Henderson is preparing to become
the first woman over 60-years-old to finish the 2017 Dusi Canoe Marathon in a K1.
She wants to, at the same time, spread the message to other women that canoeing is a sport to
be enjoyed beyond the perceived age barriers.
With 12 Dusi finishes under her belt, she is far from a novice, however
breaking the mould and taking on the Dusi in a K1 at the age of 60 was an easy
decision for her as she had a number of motivating factors.
"With this year being a K1 year I needed to motivate myself so I decided that I
would take on the race in a K1," she mentioned.
"I did my first Dusi in a K1 and then I won the Sub-Master's category in a K1
and did one other so it is not foreign to me.
"At my age it is quite difficult to find a competent partner because I'll be
slow but they don’t realise how good a river paddler I am!
"I was also hoping that I might get a pensioners discount," she mentioned
tongue firmly in cheek.
Despite competitive women's paddling in South Africa experiencing a renaissance
at the moment the general numbers of women paddlers is not encouraging for
Henderson and she is hoping that her 2017 Dusi finish will have a two-fold
"When you get to 60 you think that the slope is getting steeper and steeper so
I want to counter that by proving that I can still do a race like this after
"I've long been concerned about the fact that so few women stay paddling,
unlike the men who seem to be in it for life, and keep on coming back until
they've got one foot in the grave, it seems!
"I do think it's an indictment of the social-sporting system that probably
hundreds of old men over 60 have done Dusi, but only about three women over 60
have done it at all, and always in a K2.
"I do want people to realise how much determination, in the face of
biology and of social norms, it takes to keep at it and of course hope to
inspire/encourage younger women to follow," a passionate Henderson
The three day journey from Pietermaritzburg to Durban takes its toll on all who
race it at some stage or another, this is a challenge that Henderson embraces
and is looking forward to the most.
"I love the 'afkak' of it all, the sheer adventure and challenges that the race
provides as well as the adrenalin of the big rapids with only myself to be
"The adventure, the endurance, the history, the combination of sporting skills

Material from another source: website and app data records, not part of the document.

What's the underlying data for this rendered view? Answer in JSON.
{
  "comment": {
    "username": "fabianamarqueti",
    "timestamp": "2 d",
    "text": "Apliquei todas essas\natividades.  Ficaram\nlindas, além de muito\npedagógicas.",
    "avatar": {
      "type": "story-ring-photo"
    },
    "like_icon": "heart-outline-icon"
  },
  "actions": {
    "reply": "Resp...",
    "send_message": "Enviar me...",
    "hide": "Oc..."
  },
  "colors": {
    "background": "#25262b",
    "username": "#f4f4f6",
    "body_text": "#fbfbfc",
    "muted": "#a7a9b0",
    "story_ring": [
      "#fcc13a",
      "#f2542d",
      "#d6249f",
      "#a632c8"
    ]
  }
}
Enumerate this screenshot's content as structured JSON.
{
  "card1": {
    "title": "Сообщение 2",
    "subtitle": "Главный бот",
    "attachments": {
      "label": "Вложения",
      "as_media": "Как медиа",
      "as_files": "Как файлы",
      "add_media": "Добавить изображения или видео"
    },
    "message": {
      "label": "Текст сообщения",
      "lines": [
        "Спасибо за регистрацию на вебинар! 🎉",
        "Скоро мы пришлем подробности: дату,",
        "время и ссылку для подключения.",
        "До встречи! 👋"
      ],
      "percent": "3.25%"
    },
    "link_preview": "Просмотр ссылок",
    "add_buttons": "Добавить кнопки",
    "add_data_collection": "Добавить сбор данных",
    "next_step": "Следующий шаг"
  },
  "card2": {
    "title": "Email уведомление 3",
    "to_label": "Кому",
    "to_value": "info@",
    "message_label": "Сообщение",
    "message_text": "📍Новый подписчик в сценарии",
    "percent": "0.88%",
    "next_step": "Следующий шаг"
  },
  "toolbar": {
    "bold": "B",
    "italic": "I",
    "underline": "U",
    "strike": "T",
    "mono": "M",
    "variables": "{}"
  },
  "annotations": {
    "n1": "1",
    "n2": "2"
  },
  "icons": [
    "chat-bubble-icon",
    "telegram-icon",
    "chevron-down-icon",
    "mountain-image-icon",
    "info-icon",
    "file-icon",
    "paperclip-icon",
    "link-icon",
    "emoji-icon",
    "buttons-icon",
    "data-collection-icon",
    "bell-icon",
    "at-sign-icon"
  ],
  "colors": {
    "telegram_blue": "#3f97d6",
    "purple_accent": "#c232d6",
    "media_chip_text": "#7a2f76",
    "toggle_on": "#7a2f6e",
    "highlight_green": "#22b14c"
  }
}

needed, the longevity of people coming back every year. It's a community, like
Comrades, that’s what makes the Dusi such a special race.

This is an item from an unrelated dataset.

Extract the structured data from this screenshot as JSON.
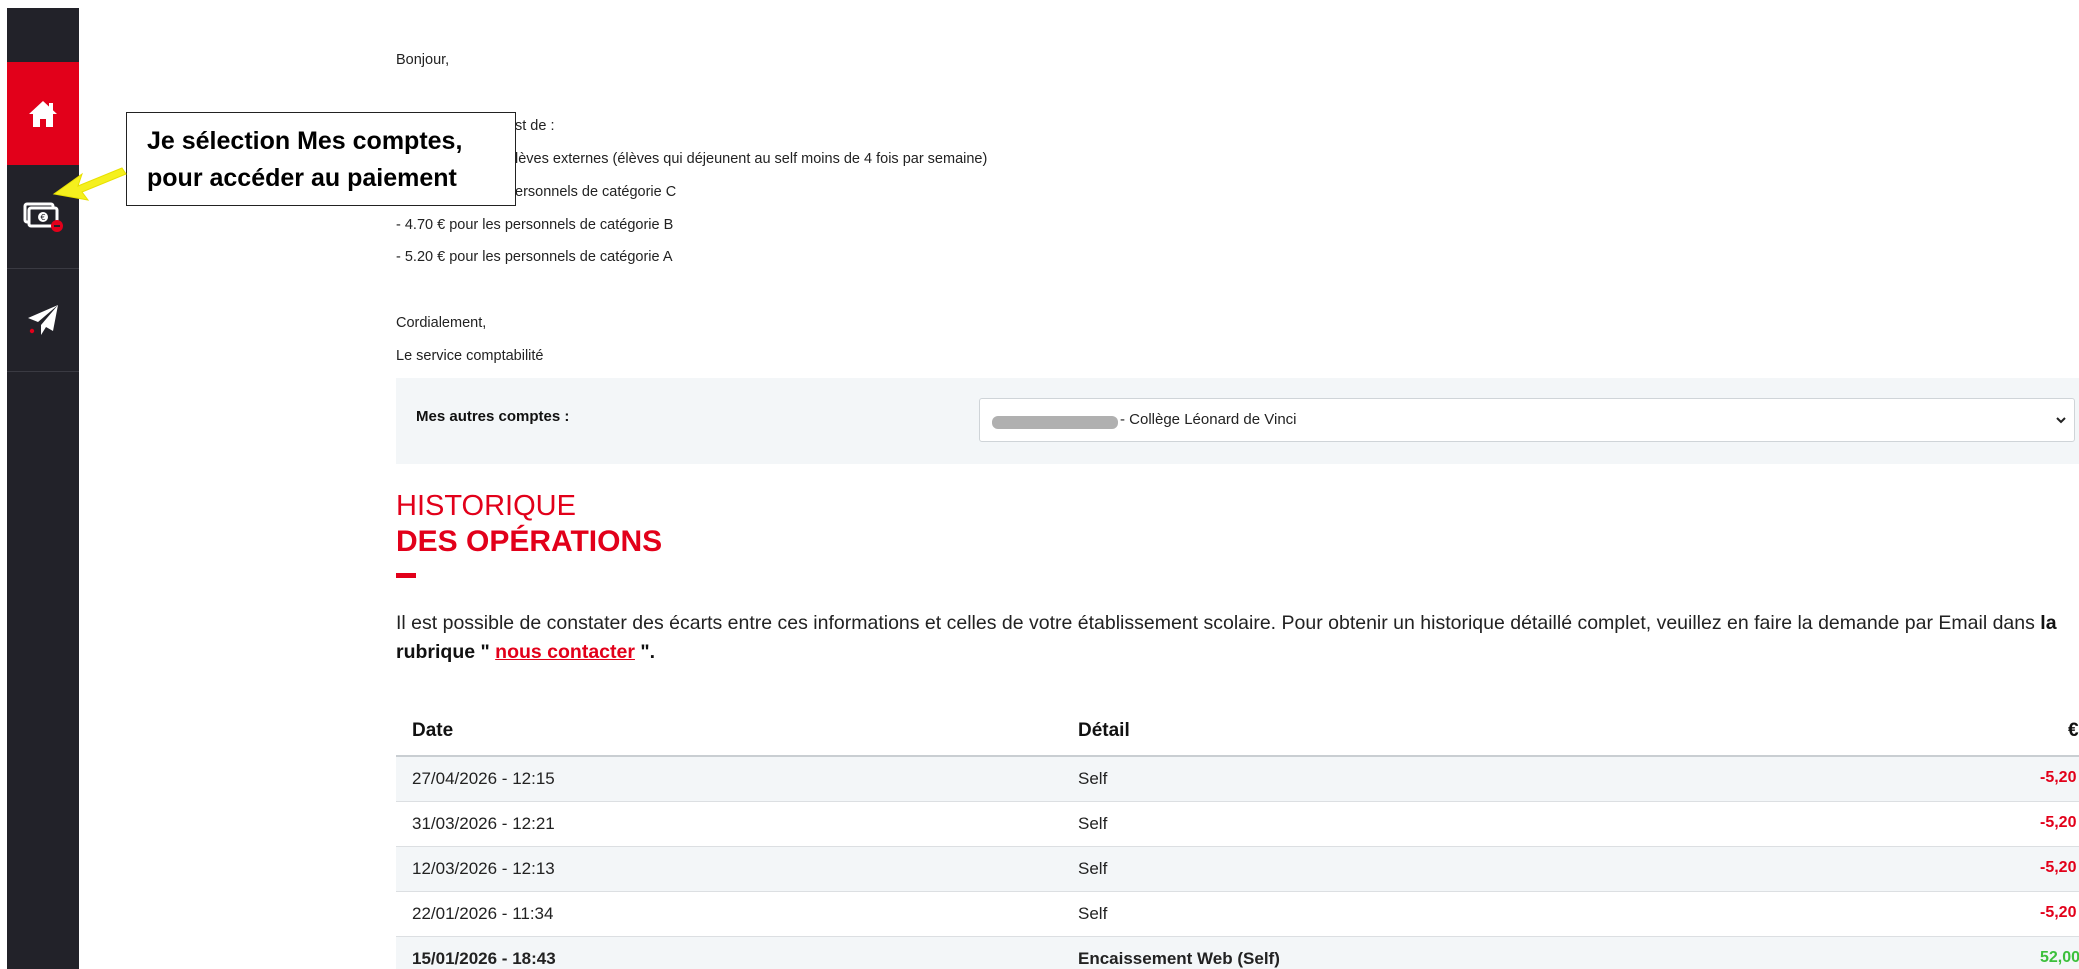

"On the other side the portaging is the worst part for me with a buggered knee,
a dicky shoulder and asthmatic lungs - it's going to be a challenge!"
Training for the Dusi can be a difficult process for some with work and family
commitments curtailing the long hours in the boat and on the road however
Henderson isn’t too concerned by her disrupted training regime.
"Training's been more erratic than would be ideal, after going away for
the holidays. The running training remains a challenge, but I should be fine on
"After the years of experience on the event I know I’ll get through it
unless a big accident happens or something like losing a paddle."